(RECORDS SUPPLIED begins)

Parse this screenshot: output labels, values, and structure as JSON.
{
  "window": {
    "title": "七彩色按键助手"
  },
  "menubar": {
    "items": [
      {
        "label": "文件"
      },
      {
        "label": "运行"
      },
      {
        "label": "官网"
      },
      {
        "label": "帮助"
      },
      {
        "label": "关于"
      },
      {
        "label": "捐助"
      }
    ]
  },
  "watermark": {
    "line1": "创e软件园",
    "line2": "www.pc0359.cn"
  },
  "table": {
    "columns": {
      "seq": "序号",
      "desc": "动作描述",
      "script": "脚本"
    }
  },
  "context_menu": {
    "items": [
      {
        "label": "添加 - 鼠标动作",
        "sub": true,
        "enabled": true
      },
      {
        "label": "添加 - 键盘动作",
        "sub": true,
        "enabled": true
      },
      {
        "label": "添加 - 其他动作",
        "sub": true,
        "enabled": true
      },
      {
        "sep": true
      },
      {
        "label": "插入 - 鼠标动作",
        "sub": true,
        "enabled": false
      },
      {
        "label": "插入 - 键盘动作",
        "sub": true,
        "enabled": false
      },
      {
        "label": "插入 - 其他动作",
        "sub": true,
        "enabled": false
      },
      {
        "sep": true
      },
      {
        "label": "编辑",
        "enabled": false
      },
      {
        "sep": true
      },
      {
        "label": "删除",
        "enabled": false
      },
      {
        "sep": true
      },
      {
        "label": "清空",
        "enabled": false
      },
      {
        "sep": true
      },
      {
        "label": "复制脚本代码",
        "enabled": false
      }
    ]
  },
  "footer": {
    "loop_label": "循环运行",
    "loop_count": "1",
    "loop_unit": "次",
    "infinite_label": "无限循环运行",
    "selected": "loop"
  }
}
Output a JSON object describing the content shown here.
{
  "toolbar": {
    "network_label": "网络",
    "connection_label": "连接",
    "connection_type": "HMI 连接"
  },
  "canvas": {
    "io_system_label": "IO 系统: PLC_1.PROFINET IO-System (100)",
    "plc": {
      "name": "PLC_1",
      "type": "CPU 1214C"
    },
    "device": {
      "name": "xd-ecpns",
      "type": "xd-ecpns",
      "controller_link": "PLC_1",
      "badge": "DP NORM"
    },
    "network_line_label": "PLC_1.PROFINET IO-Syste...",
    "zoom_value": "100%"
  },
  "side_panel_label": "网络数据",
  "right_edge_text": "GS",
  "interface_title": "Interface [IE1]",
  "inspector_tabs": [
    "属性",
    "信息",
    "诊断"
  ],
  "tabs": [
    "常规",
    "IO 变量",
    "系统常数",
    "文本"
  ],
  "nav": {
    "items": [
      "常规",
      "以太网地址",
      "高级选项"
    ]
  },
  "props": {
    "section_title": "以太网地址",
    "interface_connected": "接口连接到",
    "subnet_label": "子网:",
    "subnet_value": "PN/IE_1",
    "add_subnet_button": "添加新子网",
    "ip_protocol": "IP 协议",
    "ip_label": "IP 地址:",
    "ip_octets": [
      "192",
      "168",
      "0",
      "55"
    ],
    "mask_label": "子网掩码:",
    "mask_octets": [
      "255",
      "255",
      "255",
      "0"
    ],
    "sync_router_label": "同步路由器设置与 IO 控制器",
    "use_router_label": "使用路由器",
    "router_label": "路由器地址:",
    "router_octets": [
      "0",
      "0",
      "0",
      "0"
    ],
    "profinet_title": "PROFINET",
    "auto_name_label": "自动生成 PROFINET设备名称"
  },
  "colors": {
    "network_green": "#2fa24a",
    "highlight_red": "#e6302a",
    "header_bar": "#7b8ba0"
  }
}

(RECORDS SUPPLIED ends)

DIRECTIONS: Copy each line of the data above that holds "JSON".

REPLY:
Parse this screenshot: output labels, values, and structure as JSON.
Output a JSON object describing the content shown here.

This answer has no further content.